**PROBLEM STATEMENT:** Copy each line of the data below exactly, leaving out pictures.

Records from a data collection:
▼

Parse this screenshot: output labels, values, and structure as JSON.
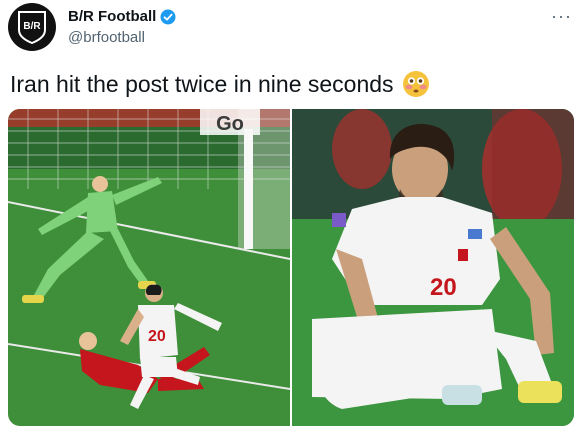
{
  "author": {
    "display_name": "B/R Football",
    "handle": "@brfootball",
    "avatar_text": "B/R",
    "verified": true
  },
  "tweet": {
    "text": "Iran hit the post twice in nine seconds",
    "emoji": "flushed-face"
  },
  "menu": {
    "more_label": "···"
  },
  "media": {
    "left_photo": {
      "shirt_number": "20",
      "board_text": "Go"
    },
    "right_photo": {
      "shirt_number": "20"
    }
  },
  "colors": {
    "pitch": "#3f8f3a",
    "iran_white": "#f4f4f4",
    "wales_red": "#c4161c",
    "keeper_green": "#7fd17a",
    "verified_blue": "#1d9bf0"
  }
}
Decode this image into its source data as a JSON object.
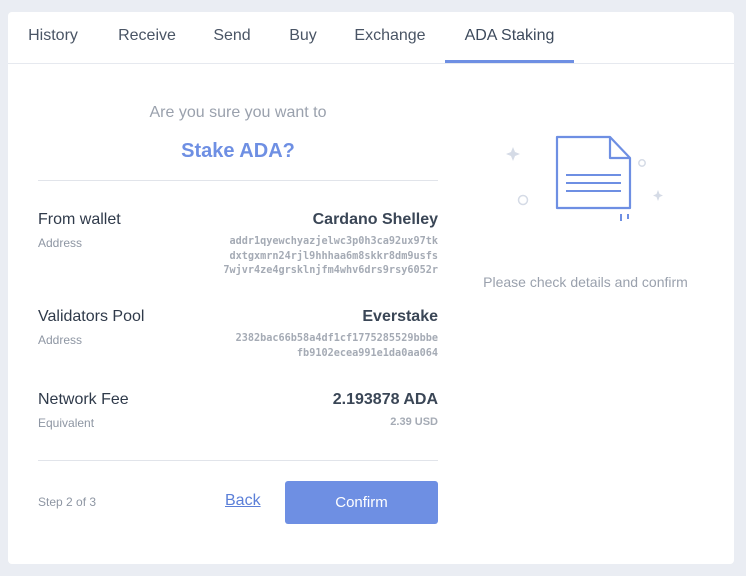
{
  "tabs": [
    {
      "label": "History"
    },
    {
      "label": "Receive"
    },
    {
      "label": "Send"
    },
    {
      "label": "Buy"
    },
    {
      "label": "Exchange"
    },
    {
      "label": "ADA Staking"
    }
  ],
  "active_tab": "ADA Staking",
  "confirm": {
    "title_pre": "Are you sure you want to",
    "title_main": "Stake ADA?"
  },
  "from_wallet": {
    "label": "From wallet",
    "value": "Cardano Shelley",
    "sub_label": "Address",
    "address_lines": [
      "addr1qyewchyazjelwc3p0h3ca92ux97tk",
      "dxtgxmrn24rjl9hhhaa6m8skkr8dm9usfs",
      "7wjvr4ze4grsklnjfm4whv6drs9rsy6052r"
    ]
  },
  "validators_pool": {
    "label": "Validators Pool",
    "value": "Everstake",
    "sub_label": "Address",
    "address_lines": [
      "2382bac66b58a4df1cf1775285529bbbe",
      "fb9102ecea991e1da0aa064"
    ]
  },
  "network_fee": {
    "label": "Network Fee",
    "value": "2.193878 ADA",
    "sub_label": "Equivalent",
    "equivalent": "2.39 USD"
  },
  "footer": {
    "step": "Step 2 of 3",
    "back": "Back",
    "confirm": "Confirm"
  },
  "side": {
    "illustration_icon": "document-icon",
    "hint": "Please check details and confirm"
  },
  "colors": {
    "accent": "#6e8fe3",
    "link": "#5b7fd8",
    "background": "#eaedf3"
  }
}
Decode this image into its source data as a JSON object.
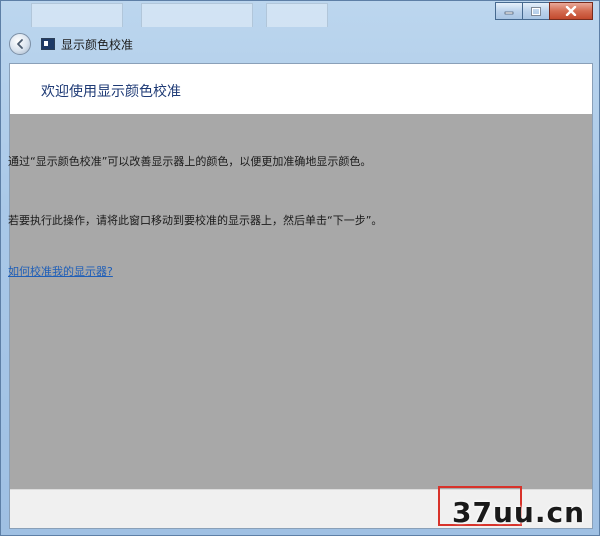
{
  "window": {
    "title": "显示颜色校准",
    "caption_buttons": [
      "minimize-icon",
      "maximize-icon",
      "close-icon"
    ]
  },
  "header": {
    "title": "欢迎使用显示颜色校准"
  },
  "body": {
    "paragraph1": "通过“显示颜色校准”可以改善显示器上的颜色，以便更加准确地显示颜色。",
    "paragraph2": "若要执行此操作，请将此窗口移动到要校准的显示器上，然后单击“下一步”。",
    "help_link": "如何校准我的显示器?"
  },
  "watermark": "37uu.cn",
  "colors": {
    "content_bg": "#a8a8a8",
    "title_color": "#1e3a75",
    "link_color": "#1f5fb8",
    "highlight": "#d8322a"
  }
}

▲

**RESPONSE TO THE TASK:**
Parse this screenshot: output labels, values, and structure as JSON.
{
  "author": {
    "display_name": "B/R Football",
    "handle": "@brfootball",
    "avatar_text": "B/R",
    "verified": true
  },
  "tweet": {
    "text": "Iran hit the post twice in nine seconds",
    "emoji": "flushed-face"
  },
  "menu": {
    "more_label": "···"
  },
  "media": {
    "left_photo": {
      "shirt_number": "20",
      "board_text": "Go"
    },
    "right_photo": {
      "shirt_number": "20"
    }
  },
  "colors": {
    "pitch": "#3f8f3a",
    "iran_white": "#f4f4f4",
    "wales_red": "#c4161c",
    "keeper_green": "#7fd17a",
    "verified_blue": "#1d9bf0"
  }
}
Decode this image into its source data as a JSON object.
{
  "tabs": [
    {
      "label": "History"
    },
    {
      "label": "Receive"
    },
    {
      "label": "Send"
    },
    {
      "label": "Buy"
    },
    {
      "label": "Exchange"
    },
    {
      "label": "ADA Staking"
    }
  ],
  "active_tab": "ADA Staking",
  "confirm": {
    "title_pre": "Are you sure you want to",
    "title_main": "Stake ADA?"
  },
  "from_wallet": {
    "label": "From wallet",
    "value": "Cardano Shelley",
    "sub_label": "Address",
    "address_lines": [
      "addr1qyewchyazjelwc3p0h3ca92ux97tk",
      "dxtgxmrn24rjl9hhhaa6m8skkr8dm9usfs",
      "7wjvr4ze4grsklnjfm4whv6drs9rsy6052r"
    ]
  },
  "validators_pool": {
    "label": "Validators Pool",
    "value": "Everstake",
    "sub_label": "Address",
    "address_lines": [
      "2382bac66b58a4df1cf1775285529bbbe",
      "fb9102ecea991e1da0aa064"
    ]
  },
  "network_fee": {
    "label": "Network Fee",
    "value": "2.193878 ADA",
    "sub_label": "Equivalent",
    "equivalent": "2.39 USD"
  },
  "footer": {
    "step": "Step 2 of 3",
    "back": "Back",
    "confirm": "Confirm"
  },
  "side": {
    "illustration_icon": "document-icon",
    "hint": "Please check details and confirm"
  },
  "colors": {
    "accent": "#6e8fe3",
    "link": "#5b7fd8",
    "background": "#eaedf3"
  }
}
Decode this image into its source data as a JSON object.
{
  "window": {
    "title": "显示颜色校准",
    "caption_buttons": [
      "minimize-icon",
      "maximize-icon",
      "close-icon"
    ]
  },
  "header": {
    "title": "欢迎使用显示颜色校准"
  },
  "body": {
    "paragraph1": "通过“显示颜色校准”可以改善显示器上的颜色，以便更加准确地显示颜色。",
    "paragraph2": "若要执行此操作，请将此窗口移动到要校准的显示器上，然后单击“下一步”。",
    "help_link": "如何校准我的显示器?"
  },
  "watermark": "37uu.cn",
  "colors": {
    "content_bg": "#a8a8a8",
    "title_color": "#1e3a75",
    "link_color": "#1f5fb8",
    "highlight": "#d8322a"
  }
}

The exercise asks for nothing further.